* _Records for processing_
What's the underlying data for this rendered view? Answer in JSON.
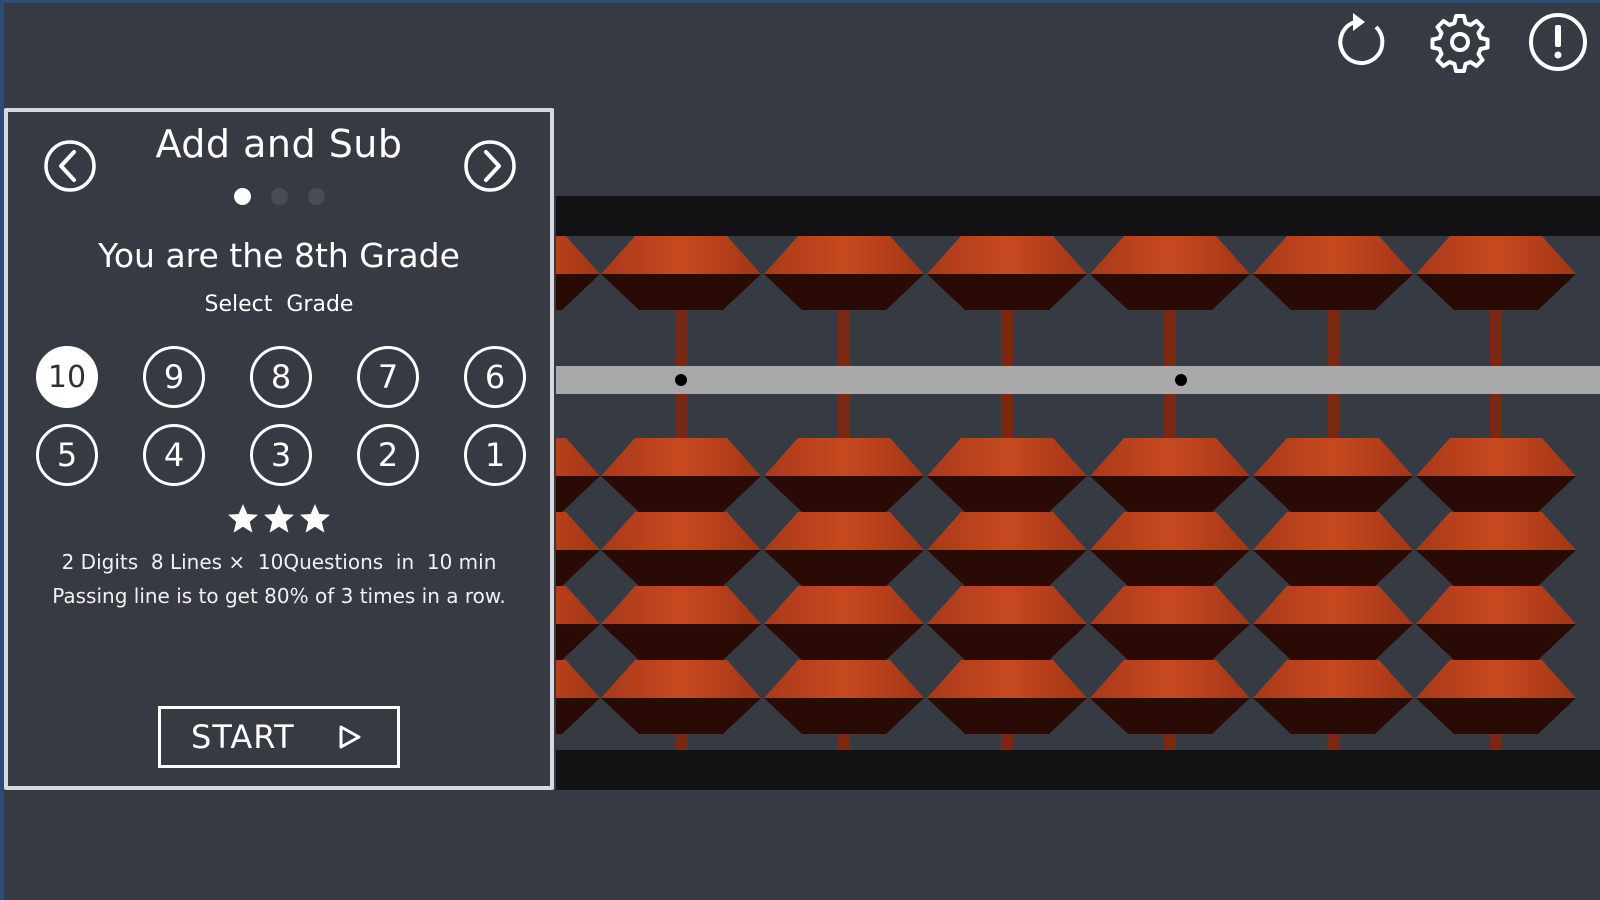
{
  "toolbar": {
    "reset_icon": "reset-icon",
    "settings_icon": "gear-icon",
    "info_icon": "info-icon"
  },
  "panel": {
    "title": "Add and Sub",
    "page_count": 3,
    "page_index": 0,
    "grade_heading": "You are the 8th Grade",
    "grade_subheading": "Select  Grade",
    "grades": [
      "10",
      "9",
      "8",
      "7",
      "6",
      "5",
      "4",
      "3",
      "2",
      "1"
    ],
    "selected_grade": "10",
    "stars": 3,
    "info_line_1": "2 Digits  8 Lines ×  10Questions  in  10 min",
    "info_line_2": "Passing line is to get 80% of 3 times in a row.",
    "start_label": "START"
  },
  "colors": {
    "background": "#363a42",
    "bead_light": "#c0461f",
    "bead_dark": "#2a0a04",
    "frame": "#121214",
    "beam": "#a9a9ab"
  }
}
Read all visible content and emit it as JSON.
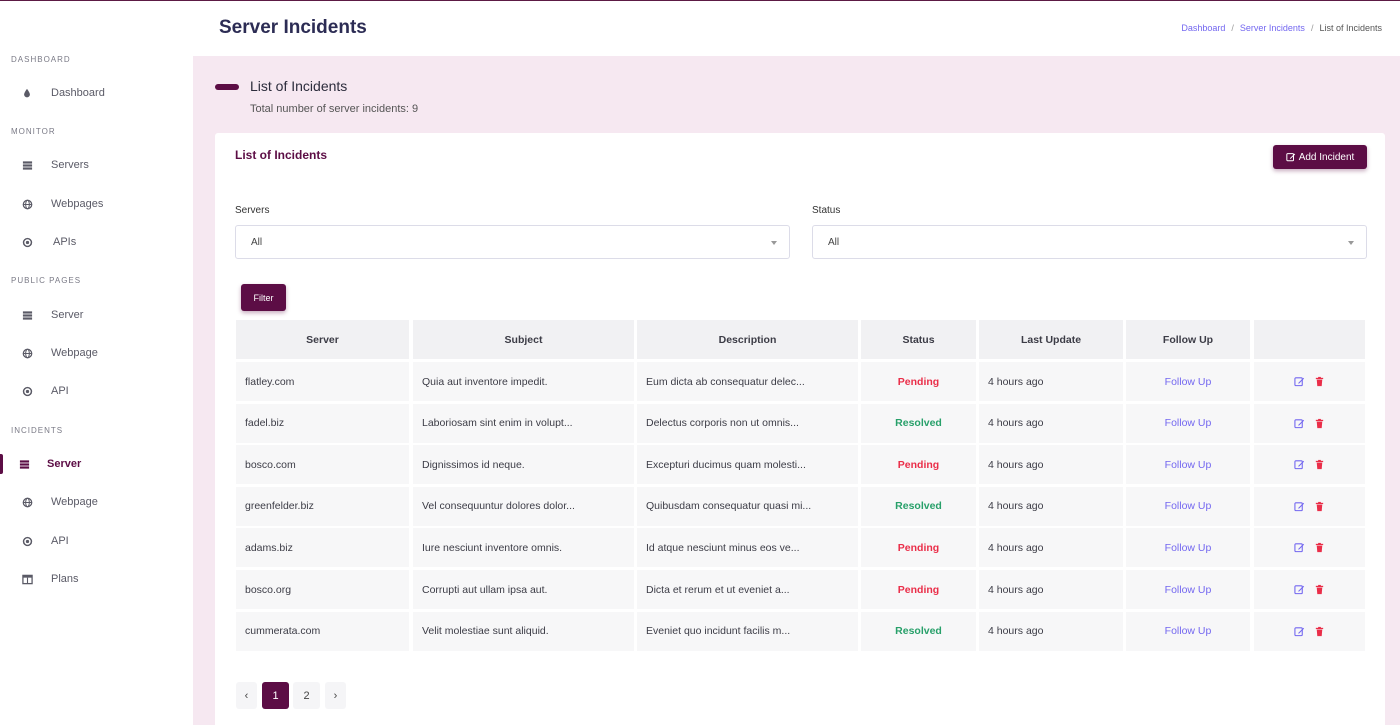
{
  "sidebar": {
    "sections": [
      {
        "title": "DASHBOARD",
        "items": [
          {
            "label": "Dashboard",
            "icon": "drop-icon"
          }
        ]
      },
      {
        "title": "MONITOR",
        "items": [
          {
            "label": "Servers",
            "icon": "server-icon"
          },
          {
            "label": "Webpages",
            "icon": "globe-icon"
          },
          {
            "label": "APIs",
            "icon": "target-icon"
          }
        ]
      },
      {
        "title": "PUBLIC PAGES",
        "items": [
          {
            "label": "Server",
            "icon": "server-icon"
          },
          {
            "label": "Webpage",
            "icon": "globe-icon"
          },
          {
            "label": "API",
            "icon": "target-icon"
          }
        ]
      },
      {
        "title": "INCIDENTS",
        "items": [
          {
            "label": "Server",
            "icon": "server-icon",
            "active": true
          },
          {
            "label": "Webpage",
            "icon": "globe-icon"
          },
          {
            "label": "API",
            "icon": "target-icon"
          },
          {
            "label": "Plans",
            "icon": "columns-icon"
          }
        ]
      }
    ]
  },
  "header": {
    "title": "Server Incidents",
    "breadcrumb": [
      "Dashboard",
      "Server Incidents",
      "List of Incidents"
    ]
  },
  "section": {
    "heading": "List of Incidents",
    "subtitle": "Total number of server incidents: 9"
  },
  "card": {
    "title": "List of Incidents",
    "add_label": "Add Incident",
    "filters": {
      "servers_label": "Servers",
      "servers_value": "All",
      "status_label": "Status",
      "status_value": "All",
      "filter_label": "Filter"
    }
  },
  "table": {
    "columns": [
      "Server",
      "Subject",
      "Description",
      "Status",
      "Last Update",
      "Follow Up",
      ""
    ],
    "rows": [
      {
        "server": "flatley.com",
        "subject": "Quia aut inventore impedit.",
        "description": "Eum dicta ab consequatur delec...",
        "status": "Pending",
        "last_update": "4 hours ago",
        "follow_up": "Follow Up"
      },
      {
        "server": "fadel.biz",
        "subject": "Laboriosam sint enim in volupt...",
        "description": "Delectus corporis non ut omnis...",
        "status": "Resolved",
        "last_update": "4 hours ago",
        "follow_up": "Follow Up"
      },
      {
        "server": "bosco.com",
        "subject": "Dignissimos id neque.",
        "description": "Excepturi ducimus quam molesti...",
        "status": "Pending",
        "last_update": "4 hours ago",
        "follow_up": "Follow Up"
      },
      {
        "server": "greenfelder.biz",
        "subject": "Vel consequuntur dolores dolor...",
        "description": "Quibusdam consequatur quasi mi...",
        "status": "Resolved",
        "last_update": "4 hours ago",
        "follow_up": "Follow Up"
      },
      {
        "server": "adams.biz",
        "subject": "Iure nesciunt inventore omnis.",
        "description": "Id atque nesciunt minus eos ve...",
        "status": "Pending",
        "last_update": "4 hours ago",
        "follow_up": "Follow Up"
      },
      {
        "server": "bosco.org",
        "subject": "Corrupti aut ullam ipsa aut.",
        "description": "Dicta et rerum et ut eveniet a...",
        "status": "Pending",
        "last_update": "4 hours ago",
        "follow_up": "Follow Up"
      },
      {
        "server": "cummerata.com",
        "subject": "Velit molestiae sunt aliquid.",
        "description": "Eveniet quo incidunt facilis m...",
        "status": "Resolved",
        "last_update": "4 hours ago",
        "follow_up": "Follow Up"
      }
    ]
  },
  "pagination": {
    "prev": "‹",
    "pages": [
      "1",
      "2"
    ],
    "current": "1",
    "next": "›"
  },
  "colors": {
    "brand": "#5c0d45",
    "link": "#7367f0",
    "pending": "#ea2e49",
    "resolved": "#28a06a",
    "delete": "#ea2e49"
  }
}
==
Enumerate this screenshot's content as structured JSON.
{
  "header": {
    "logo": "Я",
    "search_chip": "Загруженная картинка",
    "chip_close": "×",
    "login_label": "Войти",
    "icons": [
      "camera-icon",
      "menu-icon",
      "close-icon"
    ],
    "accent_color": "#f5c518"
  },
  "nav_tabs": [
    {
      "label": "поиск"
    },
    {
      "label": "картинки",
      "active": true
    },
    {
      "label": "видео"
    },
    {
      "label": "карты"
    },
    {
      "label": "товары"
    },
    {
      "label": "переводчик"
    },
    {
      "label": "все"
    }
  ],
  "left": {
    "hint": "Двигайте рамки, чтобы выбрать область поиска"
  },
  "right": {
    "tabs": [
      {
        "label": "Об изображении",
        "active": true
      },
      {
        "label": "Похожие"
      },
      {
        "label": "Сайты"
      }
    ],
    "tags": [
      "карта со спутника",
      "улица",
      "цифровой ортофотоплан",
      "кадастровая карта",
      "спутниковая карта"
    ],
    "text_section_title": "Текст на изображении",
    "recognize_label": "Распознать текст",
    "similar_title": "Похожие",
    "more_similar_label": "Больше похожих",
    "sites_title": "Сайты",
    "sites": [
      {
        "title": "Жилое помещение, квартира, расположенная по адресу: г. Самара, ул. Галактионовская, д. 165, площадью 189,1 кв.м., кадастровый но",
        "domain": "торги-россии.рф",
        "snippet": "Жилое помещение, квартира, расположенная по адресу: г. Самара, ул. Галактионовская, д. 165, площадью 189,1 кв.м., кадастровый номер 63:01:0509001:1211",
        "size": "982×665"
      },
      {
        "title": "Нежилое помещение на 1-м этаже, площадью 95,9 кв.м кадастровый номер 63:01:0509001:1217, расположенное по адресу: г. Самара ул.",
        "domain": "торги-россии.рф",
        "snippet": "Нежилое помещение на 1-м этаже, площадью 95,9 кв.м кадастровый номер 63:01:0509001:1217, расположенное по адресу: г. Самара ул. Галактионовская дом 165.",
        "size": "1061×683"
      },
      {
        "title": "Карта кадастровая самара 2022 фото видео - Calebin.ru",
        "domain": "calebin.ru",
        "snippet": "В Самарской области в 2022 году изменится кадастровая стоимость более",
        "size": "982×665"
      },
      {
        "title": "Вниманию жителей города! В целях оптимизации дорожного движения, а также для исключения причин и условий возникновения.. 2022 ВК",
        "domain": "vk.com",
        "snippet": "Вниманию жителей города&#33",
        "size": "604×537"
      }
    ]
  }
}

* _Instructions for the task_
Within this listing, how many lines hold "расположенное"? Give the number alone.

* _Reply to the task_
2